• **REQUIRED WORK**: Within the data below, find the string "power" and return each line where it occurs.

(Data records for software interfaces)
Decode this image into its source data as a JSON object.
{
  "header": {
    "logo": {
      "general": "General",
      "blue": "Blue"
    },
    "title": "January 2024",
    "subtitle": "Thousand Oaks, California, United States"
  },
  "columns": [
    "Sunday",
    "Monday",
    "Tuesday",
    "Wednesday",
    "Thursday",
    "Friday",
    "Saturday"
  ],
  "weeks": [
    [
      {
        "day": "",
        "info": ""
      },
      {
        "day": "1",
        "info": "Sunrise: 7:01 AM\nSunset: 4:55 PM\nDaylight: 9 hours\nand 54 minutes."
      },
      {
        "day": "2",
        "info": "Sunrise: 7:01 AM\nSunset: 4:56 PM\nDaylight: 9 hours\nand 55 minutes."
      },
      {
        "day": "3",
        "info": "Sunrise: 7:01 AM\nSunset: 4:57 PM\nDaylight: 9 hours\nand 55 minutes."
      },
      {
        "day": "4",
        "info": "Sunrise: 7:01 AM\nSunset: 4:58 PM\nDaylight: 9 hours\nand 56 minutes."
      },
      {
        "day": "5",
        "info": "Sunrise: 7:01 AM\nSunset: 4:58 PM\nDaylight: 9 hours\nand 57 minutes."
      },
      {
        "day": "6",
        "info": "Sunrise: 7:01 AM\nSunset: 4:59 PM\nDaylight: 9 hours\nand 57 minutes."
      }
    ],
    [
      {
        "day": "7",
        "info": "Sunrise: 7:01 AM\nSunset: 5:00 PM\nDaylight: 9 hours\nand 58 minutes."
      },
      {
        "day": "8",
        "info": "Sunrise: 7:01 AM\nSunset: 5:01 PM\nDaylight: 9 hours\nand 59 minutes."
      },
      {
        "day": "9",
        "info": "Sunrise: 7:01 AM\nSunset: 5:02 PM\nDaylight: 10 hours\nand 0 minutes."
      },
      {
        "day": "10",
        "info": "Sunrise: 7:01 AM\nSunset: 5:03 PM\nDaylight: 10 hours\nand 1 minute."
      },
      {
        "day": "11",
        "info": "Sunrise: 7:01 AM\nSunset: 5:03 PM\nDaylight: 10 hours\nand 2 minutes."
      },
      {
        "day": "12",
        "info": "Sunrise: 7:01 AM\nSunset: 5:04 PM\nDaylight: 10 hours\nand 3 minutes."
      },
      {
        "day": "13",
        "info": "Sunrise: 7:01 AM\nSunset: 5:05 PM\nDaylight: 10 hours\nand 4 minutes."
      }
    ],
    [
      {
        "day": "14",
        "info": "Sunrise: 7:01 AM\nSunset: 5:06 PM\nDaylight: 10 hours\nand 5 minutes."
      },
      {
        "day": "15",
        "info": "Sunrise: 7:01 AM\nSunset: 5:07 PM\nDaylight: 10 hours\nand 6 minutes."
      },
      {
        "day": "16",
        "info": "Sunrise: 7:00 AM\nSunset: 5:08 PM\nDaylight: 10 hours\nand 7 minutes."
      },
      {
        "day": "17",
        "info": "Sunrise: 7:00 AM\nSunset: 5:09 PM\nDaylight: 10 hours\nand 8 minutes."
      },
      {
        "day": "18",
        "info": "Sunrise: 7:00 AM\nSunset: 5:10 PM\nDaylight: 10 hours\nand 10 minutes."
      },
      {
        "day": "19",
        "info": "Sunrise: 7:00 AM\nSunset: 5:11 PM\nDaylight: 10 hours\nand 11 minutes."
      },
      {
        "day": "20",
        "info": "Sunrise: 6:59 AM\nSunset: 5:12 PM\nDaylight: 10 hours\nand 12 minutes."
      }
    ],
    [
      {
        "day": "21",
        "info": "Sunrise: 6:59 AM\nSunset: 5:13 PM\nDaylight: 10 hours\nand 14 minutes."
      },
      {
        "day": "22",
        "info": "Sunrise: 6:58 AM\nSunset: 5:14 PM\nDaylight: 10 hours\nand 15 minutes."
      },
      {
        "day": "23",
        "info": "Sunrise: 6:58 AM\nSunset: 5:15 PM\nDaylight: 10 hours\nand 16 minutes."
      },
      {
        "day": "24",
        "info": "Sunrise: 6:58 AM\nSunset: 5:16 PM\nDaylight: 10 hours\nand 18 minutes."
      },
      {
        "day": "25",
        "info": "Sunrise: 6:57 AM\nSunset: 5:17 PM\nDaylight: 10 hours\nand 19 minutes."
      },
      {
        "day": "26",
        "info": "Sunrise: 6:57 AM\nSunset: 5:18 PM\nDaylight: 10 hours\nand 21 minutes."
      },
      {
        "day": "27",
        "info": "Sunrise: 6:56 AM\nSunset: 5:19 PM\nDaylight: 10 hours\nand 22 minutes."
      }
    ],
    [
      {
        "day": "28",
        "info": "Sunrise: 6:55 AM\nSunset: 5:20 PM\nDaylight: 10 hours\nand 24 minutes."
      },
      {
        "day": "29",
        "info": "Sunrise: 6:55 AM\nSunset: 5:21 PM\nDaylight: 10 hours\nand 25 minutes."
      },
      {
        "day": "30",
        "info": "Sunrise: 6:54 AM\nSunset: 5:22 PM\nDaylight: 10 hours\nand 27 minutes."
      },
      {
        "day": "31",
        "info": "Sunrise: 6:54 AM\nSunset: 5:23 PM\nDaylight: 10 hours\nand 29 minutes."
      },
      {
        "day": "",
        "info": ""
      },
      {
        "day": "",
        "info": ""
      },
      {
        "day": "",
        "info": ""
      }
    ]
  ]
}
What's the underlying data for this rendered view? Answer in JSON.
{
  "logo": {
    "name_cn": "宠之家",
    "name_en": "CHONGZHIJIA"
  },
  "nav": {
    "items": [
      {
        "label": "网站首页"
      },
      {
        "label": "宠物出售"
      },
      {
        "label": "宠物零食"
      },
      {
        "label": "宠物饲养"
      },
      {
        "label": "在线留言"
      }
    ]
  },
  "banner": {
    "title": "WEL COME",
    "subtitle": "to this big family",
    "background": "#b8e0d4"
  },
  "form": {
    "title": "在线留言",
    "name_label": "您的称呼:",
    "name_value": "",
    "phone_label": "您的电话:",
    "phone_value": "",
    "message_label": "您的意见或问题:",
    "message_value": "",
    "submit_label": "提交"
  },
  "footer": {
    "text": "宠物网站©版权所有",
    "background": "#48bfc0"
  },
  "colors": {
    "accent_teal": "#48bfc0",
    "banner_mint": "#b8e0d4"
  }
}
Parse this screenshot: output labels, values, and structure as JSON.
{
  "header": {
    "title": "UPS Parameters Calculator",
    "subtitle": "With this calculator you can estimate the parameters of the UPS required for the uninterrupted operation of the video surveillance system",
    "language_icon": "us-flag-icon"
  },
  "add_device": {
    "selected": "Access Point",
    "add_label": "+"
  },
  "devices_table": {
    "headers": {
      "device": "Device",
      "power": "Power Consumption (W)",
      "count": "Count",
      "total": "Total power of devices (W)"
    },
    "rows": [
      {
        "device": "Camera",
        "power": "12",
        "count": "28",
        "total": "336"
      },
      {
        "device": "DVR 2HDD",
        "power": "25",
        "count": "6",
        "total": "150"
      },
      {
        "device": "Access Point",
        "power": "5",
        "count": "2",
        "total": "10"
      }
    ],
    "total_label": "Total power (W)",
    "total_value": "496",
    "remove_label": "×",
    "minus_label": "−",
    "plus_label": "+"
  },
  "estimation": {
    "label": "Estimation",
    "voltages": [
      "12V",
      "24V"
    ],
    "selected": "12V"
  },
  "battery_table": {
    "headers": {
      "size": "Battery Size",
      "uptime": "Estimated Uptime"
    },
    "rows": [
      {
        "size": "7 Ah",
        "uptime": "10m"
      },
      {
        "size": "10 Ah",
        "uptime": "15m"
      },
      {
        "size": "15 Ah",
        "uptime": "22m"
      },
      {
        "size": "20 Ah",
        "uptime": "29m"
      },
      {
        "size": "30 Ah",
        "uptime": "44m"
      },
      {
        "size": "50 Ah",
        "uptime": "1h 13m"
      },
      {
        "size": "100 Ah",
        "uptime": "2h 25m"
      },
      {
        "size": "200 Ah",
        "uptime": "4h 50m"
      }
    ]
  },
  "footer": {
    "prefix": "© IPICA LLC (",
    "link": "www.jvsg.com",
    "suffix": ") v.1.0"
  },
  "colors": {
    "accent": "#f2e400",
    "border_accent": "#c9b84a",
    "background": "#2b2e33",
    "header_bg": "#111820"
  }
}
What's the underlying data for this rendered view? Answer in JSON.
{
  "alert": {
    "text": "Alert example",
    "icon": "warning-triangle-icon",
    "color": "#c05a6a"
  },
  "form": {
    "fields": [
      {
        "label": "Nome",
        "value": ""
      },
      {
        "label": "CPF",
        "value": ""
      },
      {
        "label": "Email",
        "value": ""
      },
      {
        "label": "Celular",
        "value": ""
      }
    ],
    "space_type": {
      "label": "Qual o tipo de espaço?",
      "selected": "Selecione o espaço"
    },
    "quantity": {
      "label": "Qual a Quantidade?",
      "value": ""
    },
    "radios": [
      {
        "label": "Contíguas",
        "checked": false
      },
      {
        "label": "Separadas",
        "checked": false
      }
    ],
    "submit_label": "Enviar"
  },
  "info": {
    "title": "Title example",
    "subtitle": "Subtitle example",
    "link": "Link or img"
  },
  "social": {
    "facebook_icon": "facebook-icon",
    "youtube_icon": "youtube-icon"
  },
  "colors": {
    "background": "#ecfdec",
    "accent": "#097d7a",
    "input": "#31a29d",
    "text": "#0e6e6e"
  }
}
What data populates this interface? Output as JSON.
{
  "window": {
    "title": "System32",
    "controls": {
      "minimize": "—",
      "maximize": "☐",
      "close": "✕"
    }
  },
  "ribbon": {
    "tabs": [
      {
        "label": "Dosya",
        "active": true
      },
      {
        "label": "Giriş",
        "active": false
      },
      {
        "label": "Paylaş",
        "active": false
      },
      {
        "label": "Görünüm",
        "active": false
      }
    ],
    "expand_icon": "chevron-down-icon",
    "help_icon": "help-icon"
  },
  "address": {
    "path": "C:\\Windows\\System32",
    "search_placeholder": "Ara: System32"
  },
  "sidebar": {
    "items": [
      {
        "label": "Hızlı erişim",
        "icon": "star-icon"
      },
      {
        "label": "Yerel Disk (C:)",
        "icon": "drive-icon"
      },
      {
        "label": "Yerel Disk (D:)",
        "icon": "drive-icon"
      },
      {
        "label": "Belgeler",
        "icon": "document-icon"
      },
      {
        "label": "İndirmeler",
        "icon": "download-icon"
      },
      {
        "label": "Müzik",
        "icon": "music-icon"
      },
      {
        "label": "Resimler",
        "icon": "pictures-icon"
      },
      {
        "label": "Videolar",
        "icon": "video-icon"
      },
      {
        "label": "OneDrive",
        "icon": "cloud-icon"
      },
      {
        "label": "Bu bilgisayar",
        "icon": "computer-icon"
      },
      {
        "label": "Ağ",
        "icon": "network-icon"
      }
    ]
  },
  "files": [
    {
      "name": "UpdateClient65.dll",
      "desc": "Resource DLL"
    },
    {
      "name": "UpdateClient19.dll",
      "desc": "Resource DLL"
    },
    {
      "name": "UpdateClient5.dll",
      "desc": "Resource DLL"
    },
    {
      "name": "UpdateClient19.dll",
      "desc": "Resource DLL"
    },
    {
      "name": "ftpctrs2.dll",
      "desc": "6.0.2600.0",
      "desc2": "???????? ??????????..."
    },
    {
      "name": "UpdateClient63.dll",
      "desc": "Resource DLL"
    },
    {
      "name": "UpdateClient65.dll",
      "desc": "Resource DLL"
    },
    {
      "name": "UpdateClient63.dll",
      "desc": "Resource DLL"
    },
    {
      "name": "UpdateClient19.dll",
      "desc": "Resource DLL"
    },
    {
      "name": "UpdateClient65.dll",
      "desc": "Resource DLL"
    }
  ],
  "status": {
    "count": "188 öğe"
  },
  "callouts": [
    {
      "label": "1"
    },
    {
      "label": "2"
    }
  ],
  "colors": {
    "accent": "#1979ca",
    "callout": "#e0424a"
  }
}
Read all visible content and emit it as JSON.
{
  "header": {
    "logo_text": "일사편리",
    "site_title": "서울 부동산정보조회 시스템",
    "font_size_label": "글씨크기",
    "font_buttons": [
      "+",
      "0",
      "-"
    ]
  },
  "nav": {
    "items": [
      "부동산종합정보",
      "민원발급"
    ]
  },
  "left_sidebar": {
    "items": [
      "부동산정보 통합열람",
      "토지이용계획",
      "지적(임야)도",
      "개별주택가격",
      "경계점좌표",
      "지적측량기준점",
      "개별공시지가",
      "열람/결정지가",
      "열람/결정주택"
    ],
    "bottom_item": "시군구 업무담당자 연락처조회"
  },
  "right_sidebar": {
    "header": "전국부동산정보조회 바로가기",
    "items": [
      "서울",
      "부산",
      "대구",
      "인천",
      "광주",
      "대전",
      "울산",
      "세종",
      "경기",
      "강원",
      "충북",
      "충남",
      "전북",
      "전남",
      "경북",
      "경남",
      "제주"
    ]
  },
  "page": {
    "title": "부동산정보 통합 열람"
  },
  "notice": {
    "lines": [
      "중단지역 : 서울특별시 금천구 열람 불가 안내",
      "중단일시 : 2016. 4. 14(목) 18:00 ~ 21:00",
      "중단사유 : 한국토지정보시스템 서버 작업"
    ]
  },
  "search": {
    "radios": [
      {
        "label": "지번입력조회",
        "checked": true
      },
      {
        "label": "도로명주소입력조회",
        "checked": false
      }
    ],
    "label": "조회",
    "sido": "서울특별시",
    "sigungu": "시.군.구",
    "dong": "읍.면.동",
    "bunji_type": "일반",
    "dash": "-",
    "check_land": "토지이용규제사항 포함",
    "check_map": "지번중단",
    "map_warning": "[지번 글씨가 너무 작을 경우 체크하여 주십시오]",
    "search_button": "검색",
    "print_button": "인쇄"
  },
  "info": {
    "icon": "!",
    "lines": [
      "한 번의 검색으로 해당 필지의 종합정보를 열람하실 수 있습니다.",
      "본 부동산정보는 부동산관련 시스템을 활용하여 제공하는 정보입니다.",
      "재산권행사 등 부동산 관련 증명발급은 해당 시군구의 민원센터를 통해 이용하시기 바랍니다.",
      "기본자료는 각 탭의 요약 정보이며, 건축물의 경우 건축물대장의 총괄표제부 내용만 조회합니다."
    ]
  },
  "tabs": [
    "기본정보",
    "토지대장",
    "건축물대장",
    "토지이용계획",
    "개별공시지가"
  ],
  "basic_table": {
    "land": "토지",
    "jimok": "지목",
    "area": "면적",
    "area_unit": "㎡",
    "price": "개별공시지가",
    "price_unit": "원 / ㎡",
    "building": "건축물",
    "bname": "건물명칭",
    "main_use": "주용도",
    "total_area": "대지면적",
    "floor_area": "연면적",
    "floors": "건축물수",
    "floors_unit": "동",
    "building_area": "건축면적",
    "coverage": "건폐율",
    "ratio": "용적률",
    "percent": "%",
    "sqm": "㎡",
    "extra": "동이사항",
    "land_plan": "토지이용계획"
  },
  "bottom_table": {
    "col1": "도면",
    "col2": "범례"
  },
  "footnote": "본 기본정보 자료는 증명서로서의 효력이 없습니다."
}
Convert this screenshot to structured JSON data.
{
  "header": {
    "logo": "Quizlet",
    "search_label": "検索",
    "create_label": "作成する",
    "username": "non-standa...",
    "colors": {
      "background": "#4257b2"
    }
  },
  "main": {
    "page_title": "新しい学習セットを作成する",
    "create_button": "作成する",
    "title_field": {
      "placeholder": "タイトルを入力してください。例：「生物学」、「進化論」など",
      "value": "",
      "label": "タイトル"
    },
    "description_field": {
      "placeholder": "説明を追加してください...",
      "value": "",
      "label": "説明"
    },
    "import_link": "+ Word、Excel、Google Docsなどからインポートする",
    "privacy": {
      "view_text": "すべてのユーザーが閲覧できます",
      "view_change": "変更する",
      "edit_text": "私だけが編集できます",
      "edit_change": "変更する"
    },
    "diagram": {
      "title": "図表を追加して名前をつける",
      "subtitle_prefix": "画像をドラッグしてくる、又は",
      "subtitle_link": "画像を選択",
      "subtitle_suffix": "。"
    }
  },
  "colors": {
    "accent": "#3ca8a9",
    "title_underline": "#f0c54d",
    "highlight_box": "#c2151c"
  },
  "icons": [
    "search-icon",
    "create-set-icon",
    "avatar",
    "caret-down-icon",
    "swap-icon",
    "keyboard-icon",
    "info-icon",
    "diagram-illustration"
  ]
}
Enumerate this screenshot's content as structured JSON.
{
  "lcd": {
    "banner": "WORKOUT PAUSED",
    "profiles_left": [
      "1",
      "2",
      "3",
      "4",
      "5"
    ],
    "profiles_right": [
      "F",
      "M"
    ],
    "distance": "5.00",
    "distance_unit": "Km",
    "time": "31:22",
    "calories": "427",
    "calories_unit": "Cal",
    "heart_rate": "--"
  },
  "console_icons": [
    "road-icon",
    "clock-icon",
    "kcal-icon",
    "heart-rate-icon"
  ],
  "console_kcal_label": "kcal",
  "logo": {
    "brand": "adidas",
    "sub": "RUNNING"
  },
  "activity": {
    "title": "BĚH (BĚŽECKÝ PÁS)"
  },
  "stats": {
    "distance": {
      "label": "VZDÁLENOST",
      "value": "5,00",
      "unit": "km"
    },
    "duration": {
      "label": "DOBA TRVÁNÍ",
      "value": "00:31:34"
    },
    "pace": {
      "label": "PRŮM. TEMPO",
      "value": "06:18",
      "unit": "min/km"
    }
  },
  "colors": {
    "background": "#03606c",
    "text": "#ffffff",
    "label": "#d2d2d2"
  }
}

• **ANSWER BOX**:
      "power": "Power Consumption (W)",
      "total": "Total power of devices (W)"
        "power": "12",
        "power": "25",
        "power": "5",
    "total_label": "Total power (W)",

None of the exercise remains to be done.